In a globally competitive market, New Zealand has set about formulating immigration policy and practices for economic growth and development. At the same time, due consideration has been given to the social impacts of immigration and the challenges of maintaining a socially inclusive, harmonious society. To manage the risks and realise the benefits of immigration it is critical that New Zealand is able to:
- attract and retain skilled immigrants
- ensure that immigrants’ skills and talents are used effectively to contribute to economic growth and development
- facilitate immigrant integration and ensure that social cohesion is not threatened.
Consequently, it is important to consider both New Zealand’s receptiveness towards new migrants and the challenges that new migrants encounter during settlement in this country.
This report makes use of two current sources of national research to assess a range of social impacts of immigration in New Zealand. The first source is the national Attitudes toward Immigrants, Immigration and Multiculturalism (AIIM) Survey. The second source is Wave 1 of the Longitudinal Immigration Survey: New Zealand (LisNZ), which was based on the responses of new migrants surveyed within 6 months of their taking up permanent residence.

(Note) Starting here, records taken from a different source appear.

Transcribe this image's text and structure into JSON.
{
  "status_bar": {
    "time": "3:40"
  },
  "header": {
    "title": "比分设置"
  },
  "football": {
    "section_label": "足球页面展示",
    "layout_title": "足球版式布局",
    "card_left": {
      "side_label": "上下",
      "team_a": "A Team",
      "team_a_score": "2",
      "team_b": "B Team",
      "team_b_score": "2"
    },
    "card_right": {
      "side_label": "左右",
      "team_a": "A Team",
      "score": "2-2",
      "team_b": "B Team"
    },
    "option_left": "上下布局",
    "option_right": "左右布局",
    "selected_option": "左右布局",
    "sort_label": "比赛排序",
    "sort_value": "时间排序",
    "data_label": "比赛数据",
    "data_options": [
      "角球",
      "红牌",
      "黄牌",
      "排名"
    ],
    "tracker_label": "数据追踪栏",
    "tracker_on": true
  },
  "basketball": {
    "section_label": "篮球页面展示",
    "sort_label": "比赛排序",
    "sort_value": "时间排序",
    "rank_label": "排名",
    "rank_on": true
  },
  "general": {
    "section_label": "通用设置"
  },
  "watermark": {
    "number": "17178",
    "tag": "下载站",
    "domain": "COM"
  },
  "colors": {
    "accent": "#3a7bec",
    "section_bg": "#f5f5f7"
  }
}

The AIIM Survey data were collected by computer-assisted telephone interview in 2004–005 and based on the responses of members of 2,020 randomly selected households. The LisNZ data were based on the responses of 7,137 migrants approved for residence between November 2004 and October 2005. These data were weighted to reflect the characteristics of the population approved for residence during this period. Census data were used to provide information on 1) the proportion of overseas-born and 2) the proportion of overseas-born resident for less than 9 years in New Zealand by territorial authority. This represented the total immigrant and new immigrant populations, respectively. Census data also provided information on unemployment rates by territorial authority.
Data from the above sources were analysed with hierarchical linear modelling to address two questions.

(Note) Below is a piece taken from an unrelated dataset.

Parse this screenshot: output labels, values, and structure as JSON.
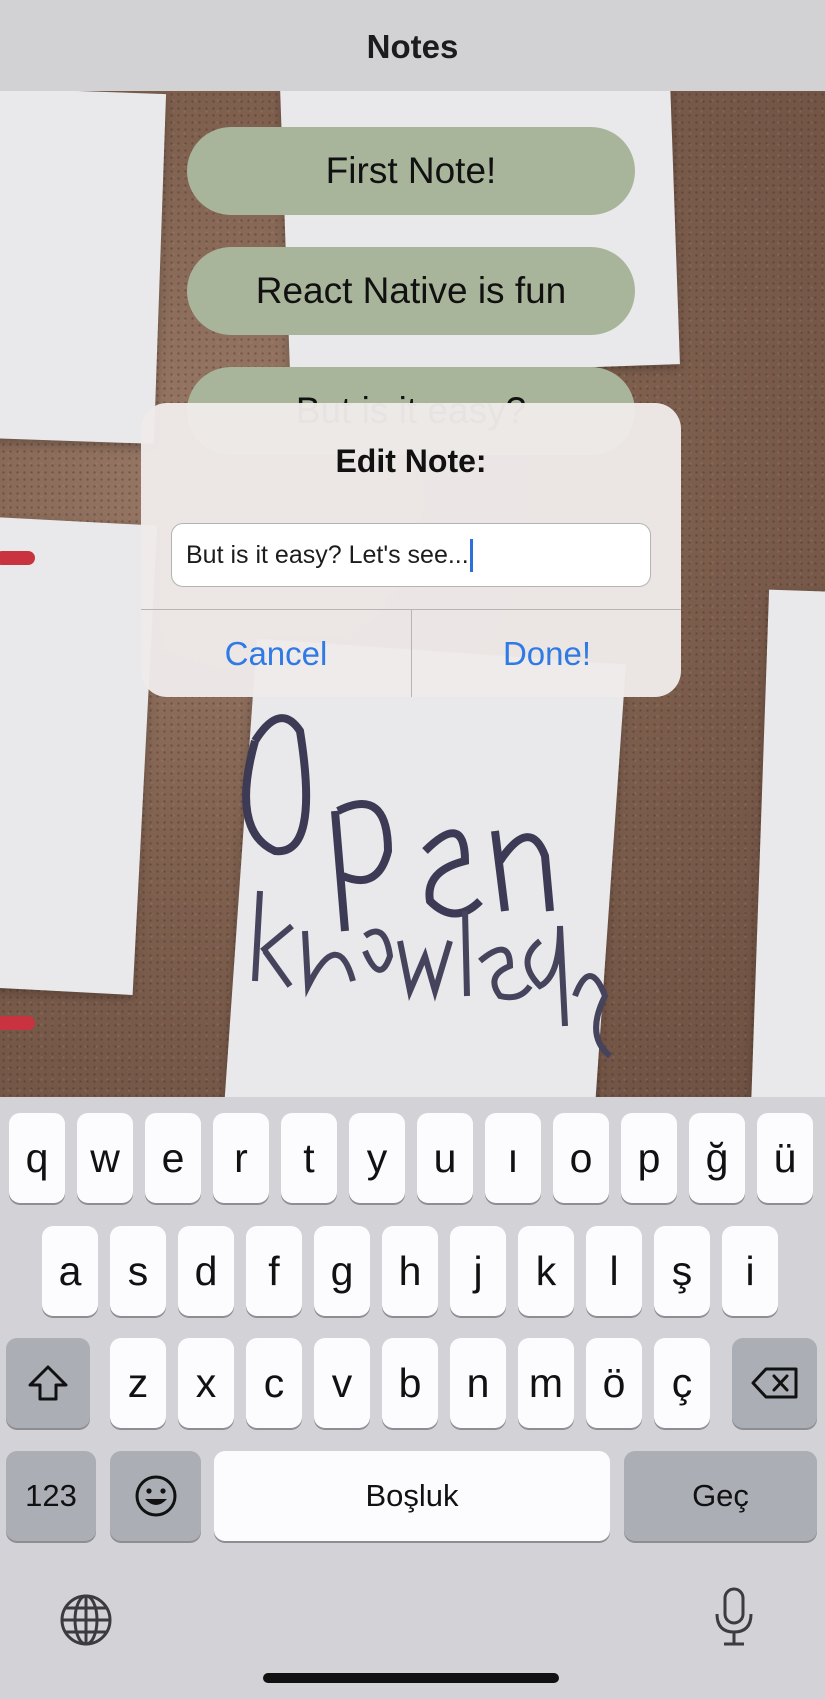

- Do New Zealanders’ attitudes towards immigrants (valuing immigrants, perceived threat, and endorsement of integration) vary across territorial authorities as a function of immigrant density and unemployment rates?
- Do immigrant experiences (life satisfaction, perceived discrimination, feelings of settlement and safety, and job satisfaction) vary across territorial authorities as a function of attitudes towards immigrants, immigrant density,and unemployment rates?
The analyses were conducted controlling for income and percentage of New Zealand European residents at the territorial authority level and controlling for individual-level demographic factors (age, gender, education, country of birth, and employment status).
The five key findings were as follows.
- Attitudes towards immigrants in New Zealand are largely positive.
- After controlling for the other factors listed above, most indicators of attitudes to immigrants did not show a significant relationship with the density of immigrants in an area.
- There is some evidence of a curvi-linear relationship between the density of new immigrants and attitudes towards them. While New Zealanders tend to value immigrants more as their numbers increase, at the high end (specifically in Auckland) further increases are associated with more negative attitudes.
- After controlling for other factors, levels of perceived discrimination decrease as immigrant density increases.
- Contrary to international research findings, unemployment trends were not found to be related to attitudes towards immigrants, once control variables were included in the model.
Other findings, controlling for other factors, were that: · more positive attitudes (stronger endorsement of integration and lower levels of perceived threat) occur in areas with higher incomes
- more positive attitudes towards immigrants are found among women, young people, people with higher levels of education, and people who are overseas-born
- immigrants feel safer in higher income territorial authorities
- men report greater life satisfaction and feeling more settled, but feeling less safe, than women
- younger people and people with a higher level of education experience more frequent discrimination and feel less settled in New Zealand.
In addition, migrants who intend to stay in New Zealand for less than 3 years are more likely to be women and less educated. They also are more likely to report experiencing discrimination, experiencing lower levels of life and job satisfaction, and feeling less settled.
The results are discussed in relation to international research on immigrants and immigration, and policy implications are considered. The relationship between immigrant density and attitudes has been examined in a number of international comparative studies, with many finding a link between higher concentrations of immigrants and greater anti-immigrant sentiments. The findings of our research are inconsistent with many of these findings. Generally speaking we found little evidence of a negative relationship between migrant density and either attitudes towards immigrants or immigrant experiences.
Strategies and interventions such as those that increase favourable intercultural contact, and diminish the perceived threat are recommended to assist in maximising the economic benefits and minimising the social risks of immigration.